**WHAT TO WORK ON:** Output the entries below without any alteration.

**DATA FOR ANALYSIS:**
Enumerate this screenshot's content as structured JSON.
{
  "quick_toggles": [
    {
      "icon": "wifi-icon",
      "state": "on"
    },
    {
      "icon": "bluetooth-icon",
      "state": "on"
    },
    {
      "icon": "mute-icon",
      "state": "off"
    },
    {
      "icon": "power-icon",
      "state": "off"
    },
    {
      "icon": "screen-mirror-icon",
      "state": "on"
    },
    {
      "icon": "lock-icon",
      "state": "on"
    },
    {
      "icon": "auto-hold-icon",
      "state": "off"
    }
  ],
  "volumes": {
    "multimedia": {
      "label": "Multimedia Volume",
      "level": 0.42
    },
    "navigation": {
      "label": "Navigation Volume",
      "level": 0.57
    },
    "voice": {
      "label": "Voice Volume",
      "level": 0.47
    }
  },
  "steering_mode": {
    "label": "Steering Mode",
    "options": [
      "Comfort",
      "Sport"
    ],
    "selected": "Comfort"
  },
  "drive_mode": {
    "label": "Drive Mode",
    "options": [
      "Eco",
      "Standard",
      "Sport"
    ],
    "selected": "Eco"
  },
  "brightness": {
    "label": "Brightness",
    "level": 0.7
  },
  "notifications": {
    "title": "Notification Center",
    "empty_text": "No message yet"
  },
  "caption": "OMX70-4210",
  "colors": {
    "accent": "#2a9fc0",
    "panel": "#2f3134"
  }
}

**RESULT OF THE TASK:**
Enumerate this screenshot's content as structured JSON.
{
  "quick_toggles": [
    {
      "icon": "wifi-icon",
      "state": "on"
    },
    {
      "icon": "bluetooth-icon",
      "state": "on"
    },
    {
      "icon": "mute-icon",
      "state": "off"
    },
    {
      "icon": "power-icon",
      "state": "off"
    },
    {
      "icon": "screen-mirror-icon",
      "state": "on"
    },
    {
      "icon": "lock-icon",
      "state": "on"
    },
    {
      "icon": "auto-hold-icon",
      "state": "off"
    }
  ],
  "volumes": {
    "multimedia": {
      "label": "Multimedia Volume",
      "level": 0.42
    },
    "navigation": {
      "label": "Navigation Volume",
      "level": 0.57
    },
    "voice": {
      "label": "Voice Volume",
      "level": 0.47
    }
  },
  "steering_mode": {
    "label": "Steering Mode",
    "options": [
      "Comfort",
      "Sport"
    ],
    "selected": "Comfort"
  },
  "drive_mode": {
    "label": "Drive Mode",
    "options": [
      "Eco",
      "Standard",
      "Sport"
    ],
    "selected": "Eco"
  },
  "brightness": {
    "label": "Brightness",
    "level": 0.7
  },
  "notifications": {
    "title": "Notification Center",
    "empty_text": "No message yet"
  },
  "caption": "OMX70-4210",
  "colors": {
    "accent": "#2a9fc0",
    "panel": "#2f3134"
  }
}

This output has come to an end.